[Website and app data records]
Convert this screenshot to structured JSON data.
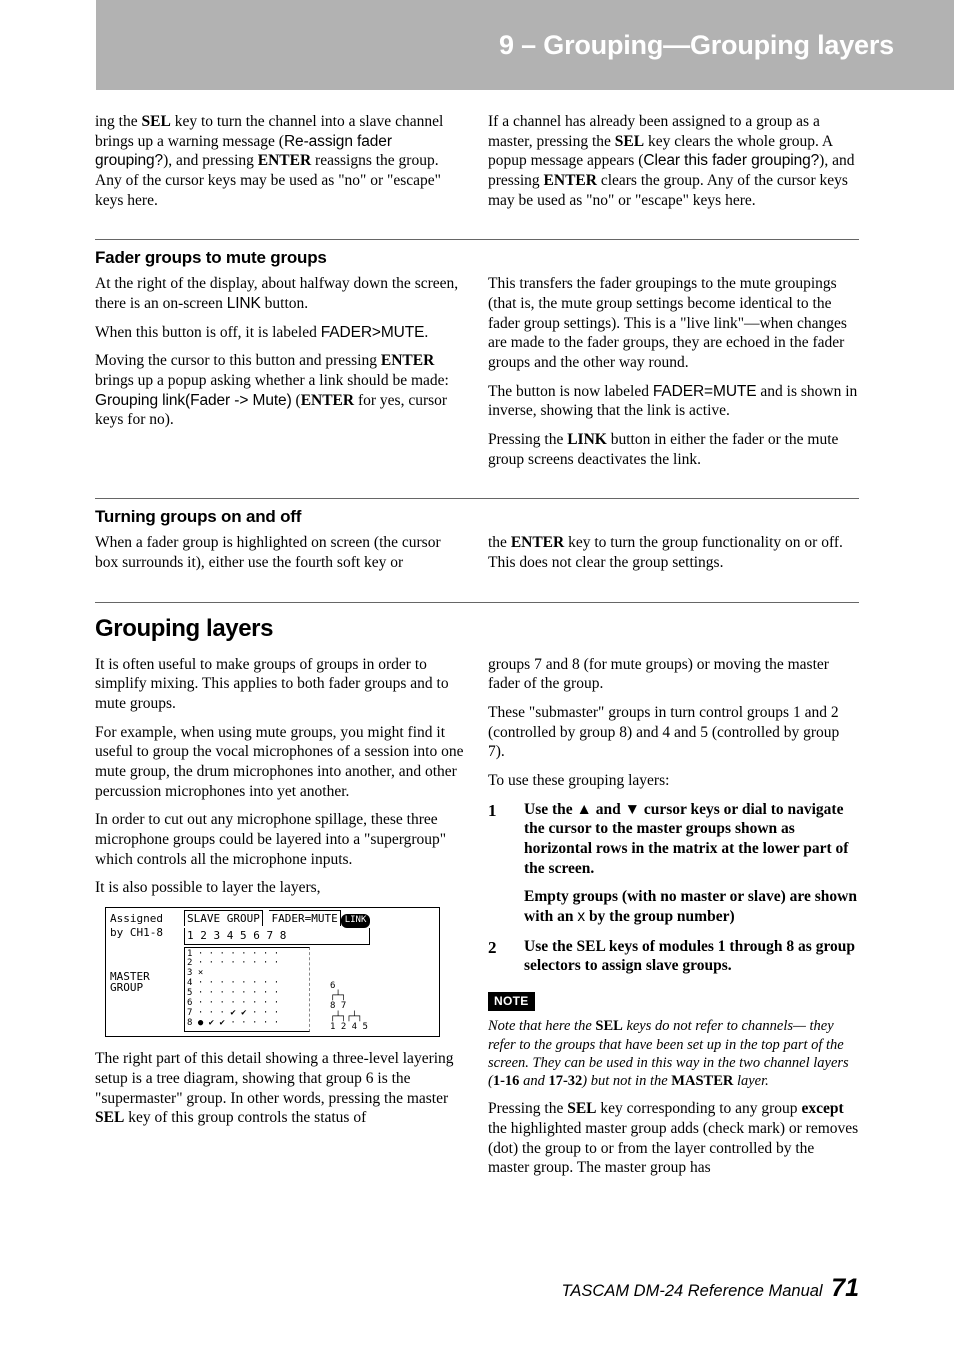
{
  "header": {
    "title": "9 – Grouping—Grouping layers"
  },
  "cols_top": {
    "left_p1_a": "ing the ",
    "left_p1_sel": "SEL",
    "left_p1_b": " key to turn the channel into a slave channel brings up a warning message (",
    "left_p1_mono": "Re-assign fader grouping?",
    "left_p1_c": "), and pressing ",
    "left_p1_enter": "ENTER",
    "left_p1_d": " reassigns the group. Any of the cursor keys may be used as \"no\" or \"escape\" keys here.",
    "right_p1_a": "If a channel has already been assigned to a group as a master, pressing the ",
    "right_p1_sel": "SEL",
    "right_p1_b": " key clears the whole group. A popup message appears (",
    "right_p1_mono": "Clear this fader grouping?",
    "right_p1_c": "), and pressing ",
    "right_p1_enter": "ENTER",
    "right_p1_d": " clears the group. Any of the cursor keys may be used as \"no\" or \"escape\" keys here."
  },
  "fader": {
    "heading": "Fader groups to mute groups",
    "left_p1_a": "At the right of the display, about halfway down the screen, there is an on-screen ",
    "left_p1_mono": "LINK",
    "left_p1_b": " button.",
    "left_p2_a": "When this button is off, it is labeled ",
    "left_p2_mono": "FADER>MUTE",
    "left_p2_b": ".",
    "left_p3_a": "Moving the cursor to this button and pressing ",
    "left_p3_enter": "ENTER",
    "left_p3_b": " brings up a popup asking whether a link should be made: ",
    "left_p3_mono": "Grouping link(Fader -> Mute)",
    "left_p3_c": " (",
    "left_p3_enter2": "ENTER",
    "left_p3_d": " for yes, cursor keys for no).",
    "right_p1": "This transfers the fader groupings to the mute groupings (that is, the mute group settings become identical to the fader group settings). This is a \"live link\"—when changes are made to the fader groups, they are echoed in the fader groups and the other way round.",
    "right_p2_a": "The button is now labeled ",
    "right_p2_mono": "FADER=MUTE",
    "right_p2_b": " and is shown in inverse, showing that the link is active.",
    "right_p3_a": "Pressing the ",
    "right_p3_link": "LINK",
    "right_p3_b": " button in either the fader or the mute group screens deactivates the link."
  },
  "turning": {
    "heading": "Turning groups on and off",
    "left_p1": "When a fader group is highlighted on screen (the cursor box surrounds it), either use the fourth soft key or",
    "right_p1_a": "the ",
    "right_p1_enter": "ENTER",
    "right_p1_b": " key to turn the group functionality on or off. This does not clear the group settings."
  },
  "layers": {
    "heading": "Grouping layers",
    "left_p1": "It is often useful to make groups of groups in order to simplify mixing. This applies to both fader groups and to mute groups.",
    "left_p2": "For example, when using mute groups, you might find it useful to group the vocal microphones of a session into one mute group, the drum microphones into another, and other percussion microphones into yet another.",
    "left_p3": "In order to cut out any microphone spillage, these three microphone groups could be layered into a \"supergroup\" which controls all the microphone inputs.",
    "left_p4": "It is also possible to layer the layers,",
    "left_p5_a": "The right part of this detail showing a three-level layering setup is a tree diagram, showing that group 6 is the \"supermaster\" group. In other words, pressing the master ",
    "left_p5_sel": "SEL",
    "left_p5_b": " key of this group controls the status of",
    "right_p1": "groups 7 and 8 (for mute groups) or moving the master fader of the group.",
    "right_p2": "These \"submaster\" groups in turn control groups 1 and 2 (controlled by group 8) and 4 and 5 (controlled by group 7).",
    "right_p3": "To use these grouping layers:",
    "step1_num": "1",
    "step1_a": "Use the ▲ and ▼ cursor keys or dial to navigate the cursor to the master groups shown as horizontal rows in the matrix at the lower part of the screen.",
    "step1_b_a": "Empty groups (with no master or slave) are shown with an ",
    "step1_b_mono": "x",
    "step1_b_b": " by the group number)",
    "step2_num": "2",
    "step2_a": "Use the ",
    "step2_sel": "SEL",
    "step2_b": " keys of modules 1 through 8 as group selectors to assign slave groups.",
    "note_tag": "NOTE",
    "note_a": "Note that here the ",
    "note_sel": "SEL",
    "note_b": " keys do not refer to channels— they refer to the groups that have been set up in the top part of the screen. They can be used in this way in the two channel layers (",
    "note_116": "1-16",
    "note_and": " and ",
    "note_1732": "17-32",
    "note_c": ") but not in the ",
    "note_master": "MASTER",
    "note_d": " layer.",
    "right_p4_a": "Pressing the ",
    "right_p4_sel": "SEL",
    "right_p4_b": " key corresponding to any group ",
    "right_p4_except": "except",
    "right_p4_c": " the highlighted master group adds (check mark) or removes (dot) the group to or from the layer controlled by the master group. The master group has"
  },
  "figure": {
    "left_top": "Assigned",
    "left_bottom": "by CH1-8",
    "slave_label": "SLAVE GROUP",
    "nums": "1 2 3 4 5 6 7 8",
    "fader_label": "FADER=MUTE",
    "link": "LINK",
    "side_a": "MASTER",
    "side_b": "GROUP",
    "tree_top": "6",
    "tree_mid": "8   7",
    "tree_bot": "1 2 4 5"
  },
  "footer": {
    "text": "TASCAM DM-24 Reference Manual",
    "page": "71"
  }
}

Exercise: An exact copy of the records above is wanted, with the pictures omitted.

Response for this exercise:
Convert this screenshot to structured JSON data.
{
  "header": {
    "title": "9 – Grouping—Grouping layers"
  },
  "cols_top": {
    "left_p1_a": "ing the ",
    "left_p1_sel": "SEL",
    "left_p1_b": " key to turn the channel into a slave channel brings up a warning message (",
    "left_p1_mono": "Re-assign fader grouping?",
    "left_p1_c": "), and pressing ",
    "left_p1_enter": "ENTER",
    "left_p1_d": " reassigns the group. Any of the cursor keys may be used as \"no\" or \"escape\" keys here.",
    "right_p1_a": "If a channel has already been assigned to a group as a master, pressing the ",
    "right_p1_sel": "SEL",
    "right_p1_b": " key clears the whole group. A popup message appears (",
    "right_p1_mono": "Clear this fader grouping?",
    "right_p1_c": "), and pressing ",
    "right_p1_enter": "ENTER",
    "right_p1_d": " clears the group. Any of the cursor keys may be used as \"no\" or \"escape\" keys here."
  },
  "fader": {
    "heading": "Fader groups to mute groups",
    "left_p1_a": "At the right of the display, about halfway down the screen, there is an on-screen ",
    "left_p1_mono": "LINK",
    "left_p1_b": " button.",
    "left_p2_a": "When this button is off, it is labeled ",
    "left_p2_mono": "FADER>MUTE",
    "left_p2_b": ".",
    "left_p3_a": "Moving the cursor to this button and pressing ",
    "left_p3_enter": "ENTER",
    "left_p3_b": " brings up a popup asking whether a link should be made: ",
    "left_p3_mono": "Grouping link(Fader -> Mute)",
    "left_p3_c": " (",
    "left_p3_enter2": "ENTER",
    "left_p3_d": " for yes, cursor keys for no).",
    "right_p1": "This transfers the fader groupings to the mute groupings (that is, the mute group settings become identical to the fader group settings). This is a \"live link\"—when changes are made to the fader groups, they are echoed in the fader groups and the other way round.",
    "right_p2_a": "The button is now labeled ",
    "right_p2_mono": "FADER=MUTE",
    "right_p2_b": " and is shown in inverse, showing that the link is active.",
    "right_p3_a": "Pressing the ",
    "right_p3_link": "LINK",
    "right_p3_b": " button in either the fader or the mute group screens deactivates the link."
  },
  "turning": {
    "heading": "Turning groups on and off",
    "left_p1": "When a fader group is highlighted on screen (the cursor box surrounds it), either use the fourth soft key or",
    "right_p1_a": "the ",
    "right_p1_enter": "ENTER",
    "right_p1_b": " key to turn the group functionality on or off. This does not clear the group settings."
  },
  "layers": {
    "heading": "Grouping layers",
    "left_p1": "It is often useful to make groups of groups in order to simplify mixing. This applies to both fader groups and to mute groups.",
    "left_p2": "For example, when using mute groups, you might find it useful to group the vocal microphones of a session into one mute group, the drum microphones into another, and other percussion microphones into yet another.",
    "left_p3": "In order to cut out any microphone spillage, these three microphone groups could be layered into a \"supergroup\" which controls all the microphone inputs.",
    "left_p4": "It is also possible to layer the layers,",
    "left_p5_a": "The right part of this detail showing a three-level layering setup is a tree diagram, showing that group 6 is the \"supermaster\" group. In other words, pressing the master ",
    "left_p5_sel": "SEL",
    "left_p5_b": " key of this group controls the status of",
    "right_p1": "groups 7 and 8 (for mute groups) or moving the master fader of the group.",
    "right_p2": "These \"submaster\" groups in turn control groups 1 and 2 (controlled by group 8) and 4 and 5 (controlled by group 7).",
    "right_p3": "To use these grouping layers:",
    "step1_num": "1",
    "step1_a": "Use the ▲ and ▼ cursor keys or dial to navigate the cursor to the master groups shown as horizontal rows in the matrix at the lower part of the screen.",
    "step1_b_a": "Empty groups (with no master or slave) are shown with an ",
    "step1_b_mono": "x",
    "step1_b_b": " by the group number)",
    "step2_num": "2",
    "step2_a": "Use the ",
    "step2_sel": "SEL",
    "step2_b": " keys of modules 1 through 8 as group selectors to assign slave groups.",
    "note_tag": "NOTE",
    "note_a": "Note that here the ",
    "note_sel": "SEL",
    "note_b": " keys do not refer to channels— they refer to the groups that have been set up in the top part of the screen. They can be used in this way in the two channel layers (",
    "note_116": "1-16",
    "note_and": " and ",
    "note_1732": "17-32",
    "note_c": ") but not in the ",
    "note_master": "MASTER",
    "note_d": " layer.",
    "right_p4_a": "Pressing the ",
    "right_p4_sel": "SEL",
    "right_p4_b": " key corresponding to any group ",
    "right_p4_except": "except",
    "right_p4_c": " the highlighted master group adds (check mark) or removes (dot) the group to or from the layer controlled by the master group. The master group has"
  },
  "figure": {
    "left_top": "Assigned",
    "left_bottom": "by CH1-8",
    "slave_label": "SLAVE GROUP",
    "nums": "1 2 3 4 5 6 7 8",
    "fader_label": "FADER=MUTE",
    "link": "LINK",
    "side_a": "MASTER",
    "side_b": "GROUP",
    "tree_top": "6",
    "tree_mid": "8   7",
    "tree_bot": "1 2 4 5"
  },
  "footer": {
    "text": "TASCAM DM-24 Reference Manual",
    "page": "71"
  }
}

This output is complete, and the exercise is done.